Data extracted from a collection
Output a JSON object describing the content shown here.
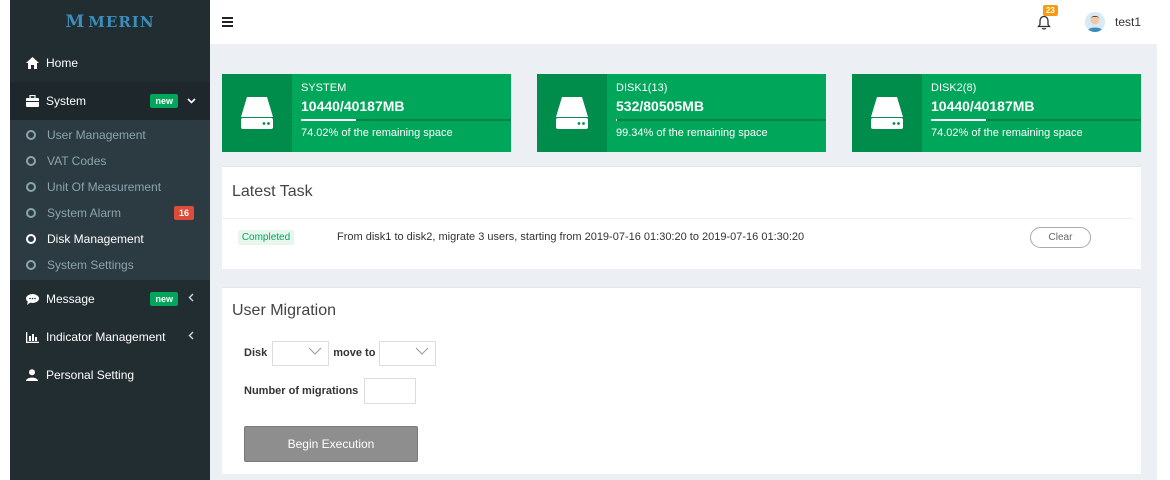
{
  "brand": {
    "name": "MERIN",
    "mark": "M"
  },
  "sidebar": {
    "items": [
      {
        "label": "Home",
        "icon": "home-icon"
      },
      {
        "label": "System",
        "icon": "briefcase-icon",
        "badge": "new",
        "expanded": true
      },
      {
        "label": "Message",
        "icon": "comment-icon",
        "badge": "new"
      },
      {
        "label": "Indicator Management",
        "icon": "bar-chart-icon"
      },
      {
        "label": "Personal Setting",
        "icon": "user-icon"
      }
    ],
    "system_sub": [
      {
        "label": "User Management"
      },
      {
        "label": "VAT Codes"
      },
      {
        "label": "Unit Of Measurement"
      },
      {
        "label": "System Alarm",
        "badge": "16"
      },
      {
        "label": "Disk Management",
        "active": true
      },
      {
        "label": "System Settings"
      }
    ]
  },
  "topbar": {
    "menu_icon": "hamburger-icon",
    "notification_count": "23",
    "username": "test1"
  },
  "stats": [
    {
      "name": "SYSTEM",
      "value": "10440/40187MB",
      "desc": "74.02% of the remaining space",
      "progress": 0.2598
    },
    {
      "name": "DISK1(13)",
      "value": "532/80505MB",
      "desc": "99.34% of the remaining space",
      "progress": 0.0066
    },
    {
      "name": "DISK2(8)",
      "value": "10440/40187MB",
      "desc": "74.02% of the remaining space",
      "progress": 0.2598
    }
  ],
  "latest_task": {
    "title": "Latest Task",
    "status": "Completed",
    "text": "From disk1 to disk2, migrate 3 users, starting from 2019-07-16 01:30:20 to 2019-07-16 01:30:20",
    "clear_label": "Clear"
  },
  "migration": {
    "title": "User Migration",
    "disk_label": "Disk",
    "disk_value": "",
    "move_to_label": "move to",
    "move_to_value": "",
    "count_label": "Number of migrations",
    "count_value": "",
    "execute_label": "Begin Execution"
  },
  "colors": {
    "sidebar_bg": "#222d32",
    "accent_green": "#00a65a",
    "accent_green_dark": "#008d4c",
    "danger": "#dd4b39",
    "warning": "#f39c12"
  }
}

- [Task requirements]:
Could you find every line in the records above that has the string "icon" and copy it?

- [Expected output]:
        "icon": "home-icon"
        "icon": "briefcase-icon",
        "icon": "comment-icon",
        "icon": "bar-chart-icon"
        "icon": "user-icon"
    "menu_icon": "hamburger-icon",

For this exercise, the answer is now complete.